# GOAL OF THE EXERCISE
Whenever a line of the data below holds the string "heading", copy that line.

Dataset rows for apps and sites

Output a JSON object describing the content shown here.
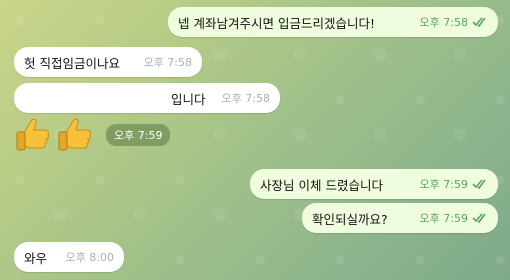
{
  "chat": {
    "messages": [
      {
        "id": "m1",
        "direction": "out",
        "text": "넵 계좌남겨주시면 입금드리겠습니다!",
        "time": "오후 7:58",
        "read": true
      },
      {
        "id": "m2",
        "direction": "in",
        "text": "헛 직접임금이나요",
        "time": "오후 7:58"
      },
      {
        "id": "m3",
        "direction": "in",
        "text": "입니다",
        "time": "오후 7:58"
      },
      {
        "id": "m4",
        "direction": "in",
        "emoji": "thumbs-up x2",
        "time": "오후 7:59"
      },
      {
        "id": "m5",
        "direction": "out",
        "text": "사장님 이체 드렸습니다",
        "time": "오후 7:59",
        "read": true
      },
      {
        "id": "m6",
        "direction": "out",
        "text": "확인되실까요?",
        "time": "오후 7:59",
        "read": true
      },
      {
        "id": "m7",
        "direction": "in",
        "text": "와우",
        "time": "오후 8:00"
      }
    ]
  },
  "colors": {
    "incoming_bubble": "#ffffff",
    "outgoing_bubble": "#effdde",
    "outgoing_time": "#5aa35a",
    "thumb": "#f7c23a"
  }
}
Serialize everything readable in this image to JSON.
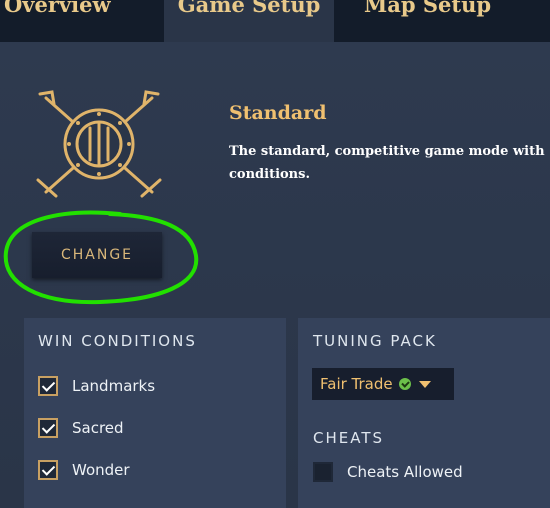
{
  "tabs": {
    "overview": "Overview",
    "game_setup": "Game Setup",
    "map_setup": "Map Setup"
  },
  "game_mode": {
    "emblem_icon": "crossed-swords-shield-icon",
    "title": "Standard",
    "description": "The standard, competitive game mode with conditions."
  },
  "change_button": "CHANGE",
  "win_conditions": {
    "heading": "WIN CONDITIONS",
    "items": [
      {
        "label": "Landmarks",
        "checked": true
      },
      {
        "label": "Sacred",
        "checked": true
      },
      {
        "label": "Wonder",
        "checked": true
      }
    ]
  },
  "tuning_pack": {
    "heading": "TUNING PACK",
    "selected": "Fair Trade",
    "status_icon": "green-check-icon",
    "arrow_icon": "chevron-down-icon"
  },
  "cheats": {
    "heading": "CHEATS",
    "items": [
      {
        "label": "Cheats Allowed",
        "checked": false
      }
    ]
  },
  "colors": {
    "accent_gold": "#f0c070",
    "annotation_green": "#22e000",
    "panel_bg": "#2a3548",
    "tabbar_bg": "#131c2a"
  }
}
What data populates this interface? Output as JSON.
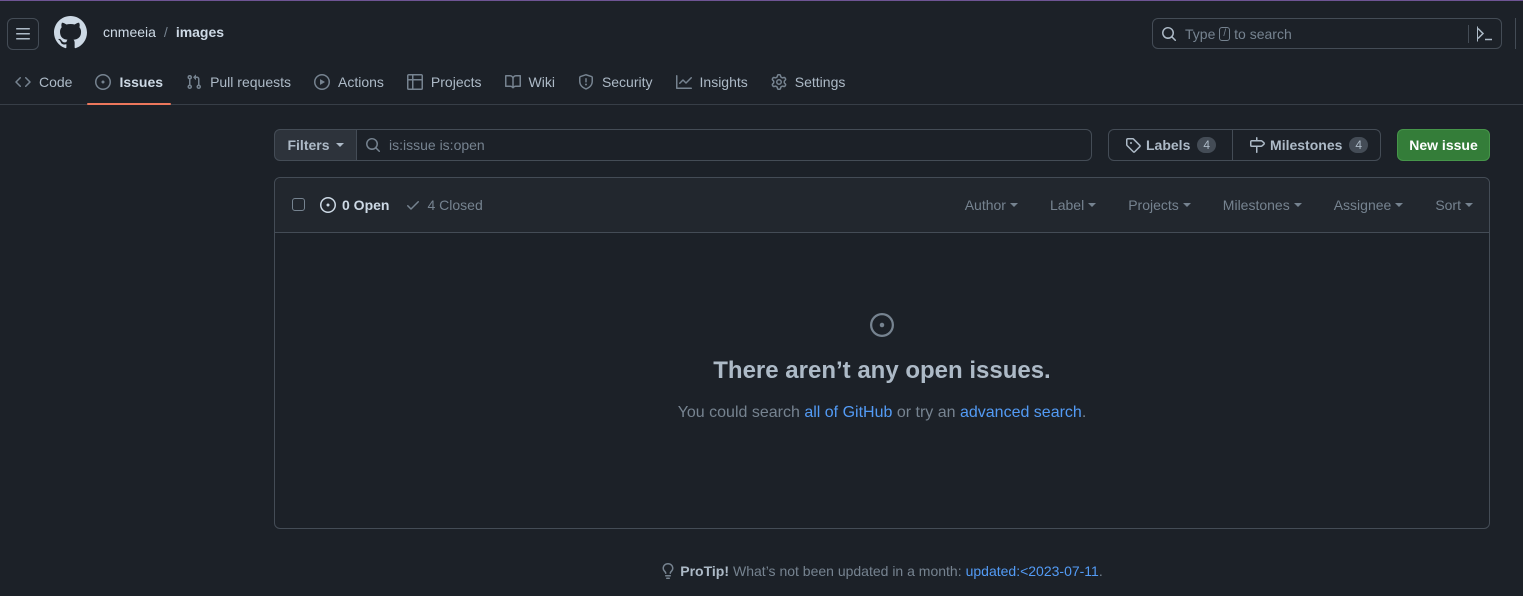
{
  "header": {
    "owner": "cnmeeia",
    "separator": "/",
    "repo": "images",
    "search_prefix": "Type",
    "search_key": "/",
    "search_suffix": "to search"
  },
  "tabs": [
    {
      "label": "Code",
      "icon": "code-icon"
    },
    {
      "label": "Issues",
      "icon": "issue-opened-icon",
      "active": true
    },
    {
      "label": "Pull requests",
      "icon": "git-pull-request-icon"
    },
    {
      "label": "Actions",
      "icon": "play-icon"
    },
    {
      "label": "Projects",
      "icon": "table-icon"
    },
    {
      "label": "Wiki",
      "icon": "book-icon"
    },
    {
      "label": "Security",
      "icon": "shield-icon"
    },
    {
      "label": "Insights",
      "icon": "graph-icon"
    },
    {
      "label": "Settings",
      "icon": "gear-icon"
    }
  ],
  "toolbar": {
    "filters_label": "Filters",
    "filter_query": "is:issue is:open",
    "labels_label": "Labels",
    "labels_count": "4",
    "milestones_label": "Milestones",
    "milestones_count": "4",
    "new_issue_label": "New issue"
  },
  "issues_box": {
    "open_label": "0 Open",
    "closed_label": "4 Closed",
    "filters": [
      "Author",
      "Label",
      "Projects",
      "Milestones",
      "Assignee",
      "Sort"
    ],
    "blank_title": "There aren’t any open issues.",
    "blank_text_1": "You could search",
    "blank_link_1": "all of GitHub",
    "blank_text_2": "or try an",
    "blank_link_2": "advanced search",
    "blank_text_3": "."
  },
  "protip": {
    "bold": "ProTip!",
    "text": "What’s not been updated in a month:",
    "link": "updated:<2023-07-11",
    "end": "."
  },
  "colors": {
    "background": "#1c2128",
    "accent_underline": "#ec775c",
    "new_issue_green": "#347d39",
    "link_blue": "#539bf5"
  }
}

# EXERCISE RESPONSE
    "heading": "WIN CONDITIONS",
    "heading": "TUNING PACK",
    "heading": "CHEATS",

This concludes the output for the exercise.